The Independent Board as Shield

Gregory H. Shill
University of Iowa College of Law

CEOs and directors are barred by the fiduciary duty of loyalty from managing companies for personal gain. Yet a pair of modern corporate law staples—the independent board and the business judgment rule—overwrites this command, enabling conduct that amounts to self-dealing. Jointly, these devices shield such acts. But the business judgment rule was designed as a shield. What’s curious is that the independent board, ostensibly a pro-shareholder innovation, functions as one, too.

U.S. public companies are overseen by boards composed of outside directors whose raison d’être is to represent shareholder interests and constrain CEOs. The effectiveness of these directors is sharply limited, however. Thus, while the independent board empowers shareholders, it also empowers CEOs. Nowhere is this subtle duality more consequential than in independent directors’ role in voting on whether to authorize transactions that benefit the CEO.

The business judgment rule, which insulates board decisions from review, extends the independent board’s role beyond authorization of such transactions to immunization. The rule is commonly justified as giving legal effect to the comparative advantage of businesspeople in their domain, for example in deciding how many widgets to produce. But independent directors can opt to extend its protection beyond this narrow, unobjectionable category of duty of care cases to acts that squarely implicate the duty of loyalty. The result is a shield for conflicts of interest, with adverse consequences for shareholders and the legitimacy of markets.

This Article proposes to eliminate the independent board’s paradoxical shield quality by ending business judgment rule protection for claims implicating the duty of loyalty. The clearest rationale for this prescription comes from the logic of the rule itself: comparative advantage. Judges, not businesspeople, are best situated to assess conflicts of interest. More broadly, the Article’s analysis suggests that the pro-shareholder reputation of independence is overstated and may have inadvertently fostered a sense of complacency around board power.

Screen Shot 2020-04-07 at 1.35.14 PM.png

New Article: “The Golden Leash and the Fiduciary Duty of Loyalty”

I’m delighted to share a new article by yours truly on corporate governance and shareholder activism, The Golden Leash and the Fiduciary Duty of Loyalty, that will be published in the UCLA Law Review.

The “golden leash” is a controversial form of third-party compensation under which activist hedge funds supplement the salaries of directors they nominate to the board, in exchange for increasing the value of the company. A director compensated pursuant to such an arrangement stands to earn millions of dollars rather than the $250,000 paid to a typical director of a large public company, though the more richly compensated director usually works much harder and takes a lot of public abuse.

I offer a qualified defense of the golden leash, situating it in the context of other, more mainstream structures that depend on a more relaxed, porous conception of the fiduciary duty of loyalty than is commonly applied in the context of the golden leash. I also offer thoughts on how a properly disclosed golden leash can not only work for shareholders but improve procedural corporate governance more broadly.

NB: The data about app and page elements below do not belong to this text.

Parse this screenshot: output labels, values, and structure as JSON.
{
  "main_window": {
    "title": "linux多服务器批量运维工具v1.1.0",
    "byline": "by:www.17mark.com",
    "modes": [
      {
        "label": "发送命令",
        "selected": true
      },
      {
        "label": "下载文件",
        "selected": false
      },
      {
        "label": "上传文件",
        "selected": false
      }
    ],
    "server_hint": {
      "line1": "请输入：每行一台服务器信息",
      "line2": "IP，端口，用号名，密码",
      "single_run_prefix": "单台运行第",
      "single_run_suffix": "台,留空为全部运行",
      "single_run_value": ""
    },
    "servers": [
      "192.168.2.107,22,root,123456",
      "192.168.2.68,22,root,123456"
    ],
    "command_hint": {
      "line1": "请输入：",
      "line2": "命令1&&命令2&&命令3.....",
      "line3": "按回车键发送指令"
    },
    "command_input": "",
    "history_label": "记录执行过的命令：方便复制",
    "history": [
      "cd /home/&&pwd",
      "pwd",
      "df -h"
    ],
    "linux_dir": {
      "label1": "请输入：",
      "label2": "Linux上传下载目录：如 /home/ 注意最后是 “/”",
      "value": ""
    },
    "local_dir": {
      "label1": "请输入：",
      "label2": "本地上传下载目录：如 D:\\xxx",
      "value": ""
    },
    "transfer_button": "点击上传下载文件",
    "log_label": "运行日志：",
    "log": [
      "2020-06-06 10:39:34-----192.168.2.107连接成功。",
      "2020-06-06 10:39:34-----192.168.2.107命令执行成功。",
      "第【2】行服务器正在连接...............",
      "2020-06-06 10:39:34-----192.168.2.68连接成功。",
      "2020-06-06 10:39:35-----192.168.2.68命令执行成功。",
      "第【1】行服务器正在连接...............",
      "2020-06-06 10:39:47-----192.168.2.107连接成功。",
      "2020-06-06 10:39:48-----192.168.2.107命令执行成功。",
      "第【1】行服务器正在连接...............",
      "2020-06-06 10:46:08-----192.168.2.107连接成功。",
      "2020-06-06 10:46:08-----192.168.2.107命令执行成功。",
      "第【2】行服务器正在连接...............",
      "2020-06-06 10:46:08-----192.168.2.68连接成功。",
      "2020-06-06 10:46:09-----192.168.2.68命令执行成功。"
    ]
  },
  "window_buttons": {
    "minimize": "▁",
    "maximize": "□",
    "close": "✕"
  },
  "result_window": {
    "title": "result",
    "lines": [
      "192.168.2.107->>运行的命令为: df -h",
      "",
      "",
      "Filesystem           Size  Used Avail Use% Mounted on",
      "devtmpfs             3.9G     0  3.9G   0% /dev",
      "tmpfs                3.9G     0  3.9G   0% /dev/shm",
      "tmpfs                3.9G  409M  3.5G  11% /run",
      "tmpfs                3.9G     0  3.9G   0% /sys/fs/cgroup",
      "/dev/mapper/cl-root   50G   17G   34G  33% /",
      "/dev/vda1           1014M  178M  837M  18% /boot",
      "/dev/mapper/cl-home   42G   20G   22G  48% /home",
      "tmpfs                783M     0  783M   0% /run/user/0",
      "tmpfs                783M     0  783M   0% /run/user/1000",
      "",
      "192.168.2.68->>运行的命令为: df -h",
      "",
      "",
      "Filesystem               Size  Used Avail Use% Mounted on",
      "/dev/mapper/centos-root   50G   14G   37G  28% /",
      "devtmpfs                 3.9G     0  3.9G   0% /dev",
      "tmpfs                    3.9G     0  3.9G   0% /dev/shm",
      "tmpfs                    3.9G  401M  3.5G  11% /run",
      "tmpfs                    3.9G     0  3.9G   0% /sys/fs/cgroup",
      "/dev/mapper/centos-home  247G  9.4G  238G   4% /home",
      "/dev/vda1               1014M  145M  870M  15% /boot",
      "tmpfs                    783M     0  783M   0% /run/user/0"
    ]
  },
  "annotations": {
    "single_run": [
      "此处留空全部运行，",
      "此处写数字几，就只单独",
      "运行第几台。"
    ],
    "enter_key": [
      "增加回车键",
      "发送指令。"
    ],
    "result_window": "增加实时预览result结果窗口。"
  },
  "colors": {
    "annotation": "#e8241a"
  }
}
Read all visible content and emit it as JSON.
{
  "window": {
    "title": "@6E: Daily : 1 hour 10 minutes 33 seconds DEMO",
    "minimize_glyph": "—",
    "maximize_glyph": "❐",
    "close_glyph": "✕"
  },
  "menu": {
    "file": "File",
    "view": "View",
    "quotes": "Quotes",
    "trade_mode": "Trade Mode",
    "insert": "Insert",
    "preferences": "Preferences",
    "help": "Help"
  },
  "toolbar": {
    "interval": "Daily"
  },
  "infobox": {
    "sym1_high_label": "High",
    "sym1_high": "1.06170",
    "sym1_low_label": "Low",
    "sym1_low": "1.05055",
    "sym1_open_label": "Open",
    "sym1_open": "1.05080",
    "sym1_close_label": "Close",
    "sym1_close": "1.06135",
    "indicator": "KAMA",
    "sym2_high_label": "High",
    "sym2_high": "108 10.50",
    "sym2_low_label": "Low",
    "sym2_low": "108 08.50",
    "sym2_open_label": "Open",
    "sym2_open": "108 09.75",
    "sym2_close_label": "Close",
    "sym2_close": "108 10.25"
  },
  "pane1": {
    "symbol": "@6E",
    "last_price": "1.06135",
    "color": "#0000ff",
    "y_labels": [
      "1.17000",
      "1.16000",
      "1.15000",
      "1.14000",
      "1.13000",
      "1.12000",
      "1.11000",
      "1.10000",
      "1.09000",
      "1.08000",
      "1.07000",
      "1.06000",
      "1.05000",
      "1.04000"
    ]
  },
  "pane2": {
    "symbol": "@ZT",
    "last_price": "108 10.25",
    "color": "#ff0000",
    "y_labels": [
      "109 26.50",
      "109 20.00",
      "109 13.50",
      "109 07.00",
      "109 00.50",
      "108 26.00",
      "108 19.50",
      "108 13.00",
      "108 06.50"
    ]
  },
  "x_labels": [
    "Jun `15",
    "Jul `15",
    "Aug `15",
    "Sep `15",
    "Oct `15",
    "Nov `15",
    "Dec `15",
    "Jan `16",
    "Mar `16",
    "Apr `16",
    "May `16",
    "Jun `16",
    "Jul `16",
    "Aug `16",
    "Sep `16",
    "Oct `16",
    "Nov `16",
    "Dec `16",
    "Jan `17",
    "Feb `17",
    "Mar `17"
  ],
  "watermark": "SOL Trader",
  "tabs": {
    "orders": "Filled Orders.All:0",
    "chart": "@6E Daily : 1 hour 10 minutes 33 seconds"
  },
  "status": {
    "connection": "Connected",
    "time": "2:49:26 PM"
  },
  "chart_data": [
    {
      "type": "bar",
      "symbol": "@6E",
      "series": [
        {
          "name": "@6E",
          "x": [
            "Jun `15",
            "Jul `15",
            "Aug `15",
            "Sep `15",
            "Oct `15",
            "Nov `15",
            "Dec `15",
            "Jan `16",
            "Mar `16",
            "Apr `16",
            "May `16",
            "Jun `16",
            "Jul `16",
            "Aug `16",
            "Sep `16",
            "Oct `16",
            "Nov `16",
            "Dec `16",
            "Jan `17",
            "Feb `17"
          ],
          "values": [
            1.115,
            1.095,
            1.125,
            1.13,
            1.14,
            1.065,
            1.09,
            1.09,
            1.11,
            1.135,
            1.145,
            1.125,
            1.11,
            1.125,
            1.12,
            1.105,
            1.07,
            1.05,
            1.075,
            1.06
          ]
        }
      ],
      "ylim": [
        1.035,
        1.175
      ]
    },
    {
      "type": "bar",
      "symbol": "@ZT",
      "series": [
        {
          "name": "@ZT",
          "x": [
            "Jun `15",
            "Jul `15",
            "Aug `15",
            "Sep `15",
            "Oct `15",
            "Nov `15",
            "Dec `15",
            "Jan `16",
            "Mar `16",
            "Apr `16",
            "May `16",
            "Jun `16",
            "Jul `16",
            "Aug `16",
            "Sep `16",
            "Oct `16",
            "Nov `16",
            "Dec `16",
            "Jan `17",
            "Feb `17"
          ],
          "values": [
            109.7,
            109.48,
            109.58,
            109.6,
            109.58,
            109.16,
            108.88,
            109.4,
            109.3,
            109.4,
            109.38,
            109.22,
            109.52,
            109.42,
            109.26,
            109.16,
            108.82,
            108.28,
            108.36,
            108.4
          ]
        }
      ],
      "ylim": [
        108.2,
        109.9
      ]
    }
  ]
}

The abstract follows. I welcome any comments on the draft.

Continue reading